Since the latest plans for Montrose Parkway were first presented two weeks ago, residents have expressed concerns about the state’s plans to close Randolph Road, a major east-west thoroughfare running parallel to the parkway, where it crosses the railroad tracks.
“One of the biggest problems in White Flint planning is the lack of east-west crossings,” wrote Barnaby Zall last week. “We’ve been trying for years to figure out a way to bridge that gap.”
SHA officials say it’ll improve safety. The Federal Railroad Administration calls it the 4th most dangerous crossing in Maryland: there have been 21 collisions there in the past 35 years, including one death. Since 2007, there has been just one collision. Separating the road from the railroad tracks also means trains won’t have to blow their horns when they pass through, something many neighbors have complained about.
Randolph Road would end in a cul-de-sac just east of the tracks, and anyone who wanted to go further west would have to get on Montrose Parkway. Chair Carrier worried that this would hurt access to shops along Randolph Road. “It would be hard to imagine that the businesses there would remain viable,” she said.
Gonzalez said it could be a safety hazard. “You have to weigh the benefits [of access to Randolph Road] with the possibility of a future event occurring,” he said. “Nobody wants to be in a train collision.”
Nonetheless, board members voted to keep Randolph Road open at the railroad crossing, which planning department staff recommended because it gives travelers more options, reducing the traffic burden on any one road.
Debate over whether interchanges are “barriers”
Much of the debate about Montrose Parkway revolved around the proposed interchange with Parklawn Drive. Board members worried it would become a barrier between White Flint and Twinbrook, making it difficult for people to walk or bike from one side to the other.
“We should rethink what we’re doing in the context of the future land use of White Flint,” said Planning Board member Casey Anderson. “We’re not trying to build these huge slabs of asphalt that divide communities into pieces.”
In the past, county planners have recommended putting a stoplight there instead. Former planning director Rollin Stanley argued that interchanges in White Flint “[reinforce] the view that Rockville Pike is a runway to get through White Flint versus moving through the area as a destination itself.” Last fall, acting planning director Rose Krasnow wrote a letter asking MCDOT and SHA to consider it, but was rebuffed by MCDOT director Arthur Holmes, who said the interchange would “improve safety and reduce barriers by separating conflicting flows” of cars, pedestrians and bicyclists.

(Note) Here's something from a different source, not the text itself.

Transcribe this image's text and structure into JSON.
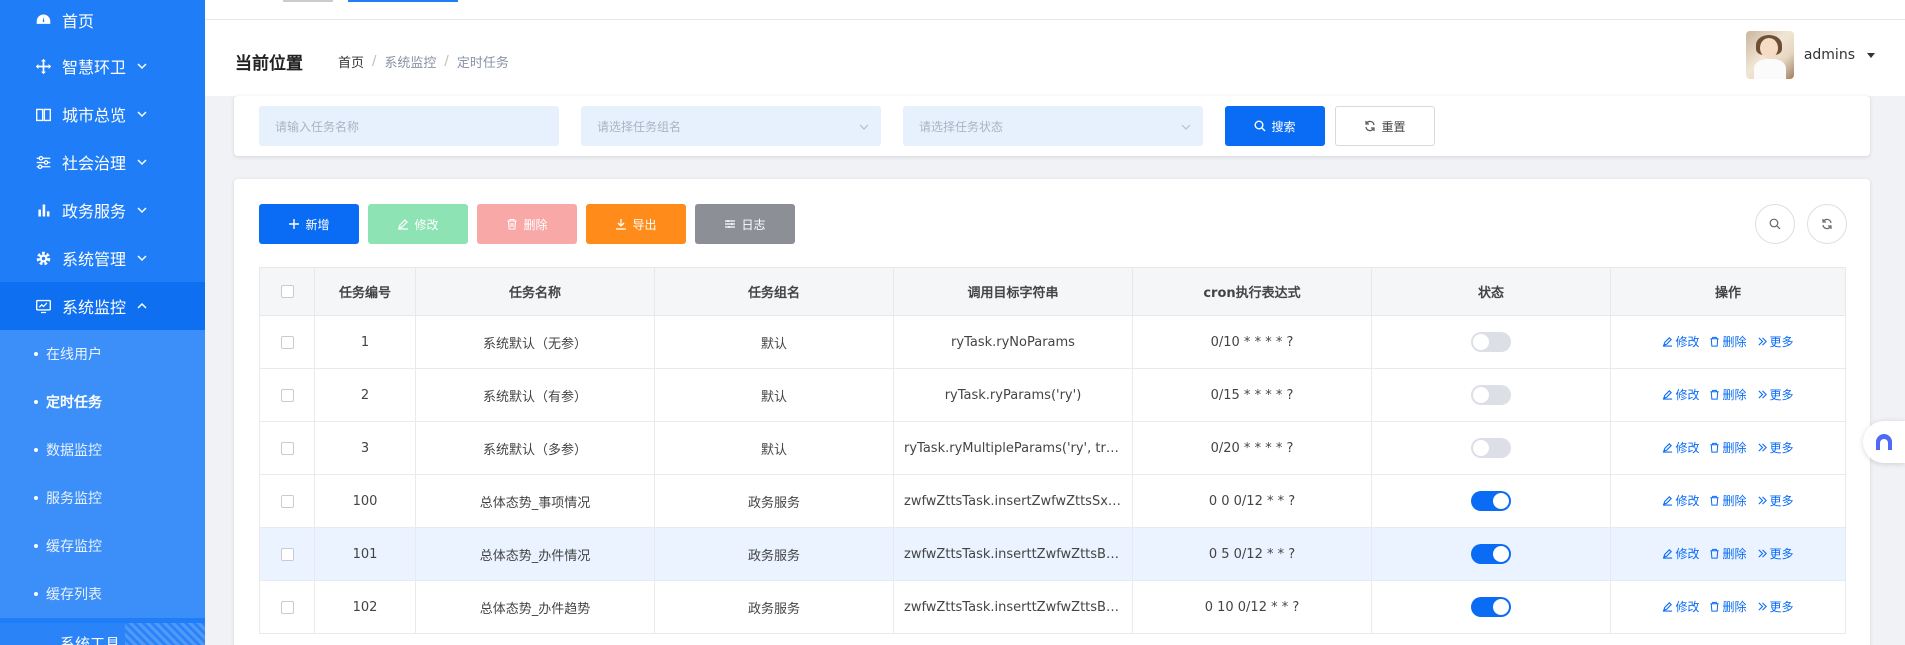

Likewise, Gonzalez said that an at-grade intersection, which would require that Montrose Parkway be 9 or 10 lanes wide to handle projected traffic, which would be just as bad for pedestrians and bicyclists.
Planner Larry Cole argued that it’s because the county and state’s plans are “overdesigned” and overestimate the amount of future car traffic in White Flint. “The reason [Montrose Parkway] is this big is that the space is available,” he said.

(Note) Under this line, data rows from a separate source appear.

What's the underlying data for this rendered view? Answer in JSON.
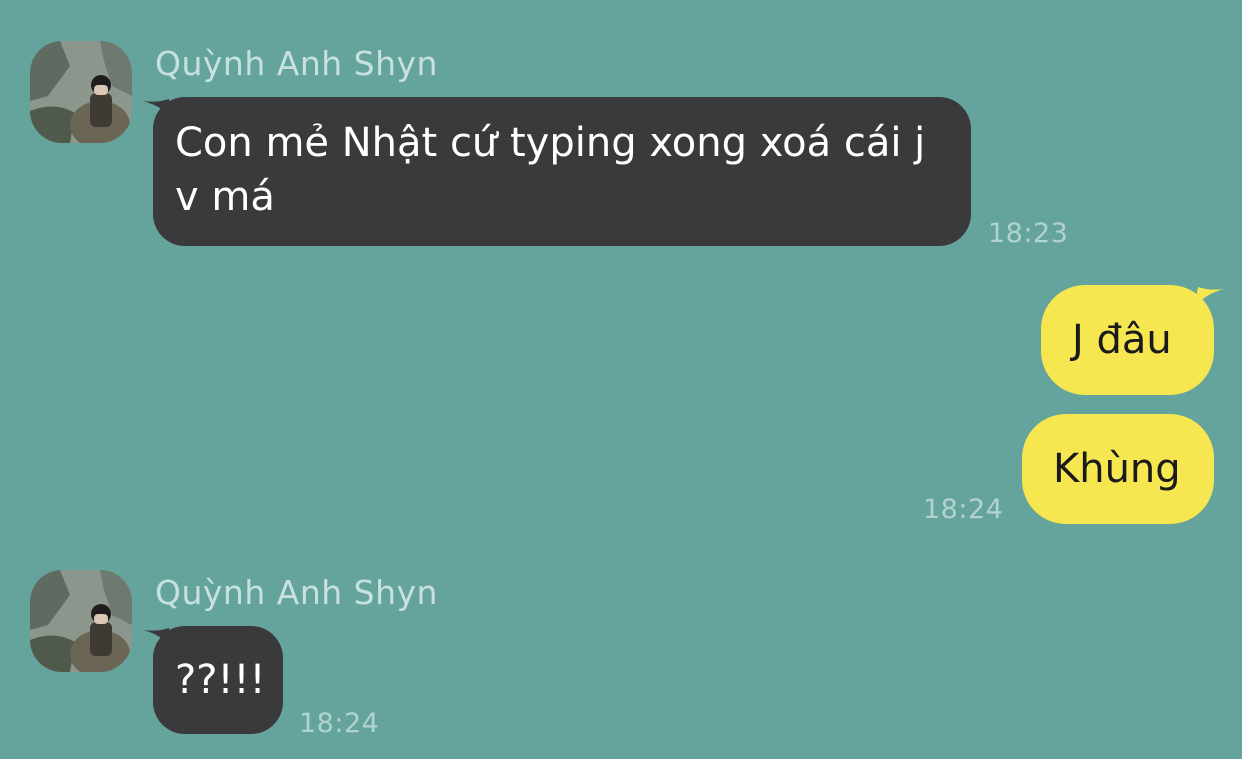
{
  "chat": {
    "colors": {
      "background": "#65a39d",
      "incoming_bubble": "#3a3a3d",
      "outgoing_bubble": "#f6e650",
      "sender_name": "#c7e2de",
      "timestamp": "#b3d3cf"
    },
    "groups": [
      {
        "direction": "incoming",
        "sender": "Quỳnh Anh Shyn",
        "avatar": "profile-photo",
        "messages": [
          {
            "text": "Con mẻ Nhật cứ typing xong xoá cái j v má"
          }
        ],
        "time": "18:23"
      },
      {
        "direction": "outgoing",
        "messages": [
          {
            "text": "J đâu"
          },
          {
            "text": "Khùng"
          }
        ],
        "time": "18:24"
      },
      {
        "direction": "incoming",
        "sender": "Quỳnh Anh Shyn",
        "avatar": "profile-photo",
        "messages": [
          {
            "text": "??!!!"
          }
        ],
        "time": "18:24"
      }
    ]
  }
}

Nonetheless, the board eventually voted in favor of keeping the interchange after officials from MCDOT and SHA promised to look at ways to make crossing the interchange safer and more pleasant for pedestrians, such as restricting right turns on red. The parkway will already have a 10-foot path for bicyclists and pedestrians on the north side and a 5-foot sidewalk on the south side.
Over time, the vision for White Flint has changed a lot. Forty years ago, the Outer Beltway was supposed to pass through it. Twenty years ago, the Planning Board sought to build multiple interchanges along Rockville Pike. Even the White Flint and Twinbrook sector plans, which are less than 5 years old, included the Montrose Parkway.
However, these neighborhoods are envisioned as urban places where people will be able to drive less, and to succeed it needs a street network where people feel comfortable and safe not driving, and Montrose Parkway as proposed could undermine that. The Montgomery County Department of Transportation and State Highway Administration work for pedestrians, bicyclists and transit users, not just drivers, and their plans for places like White Flint must reflect that.
Crossposted on Greater Greater Washington.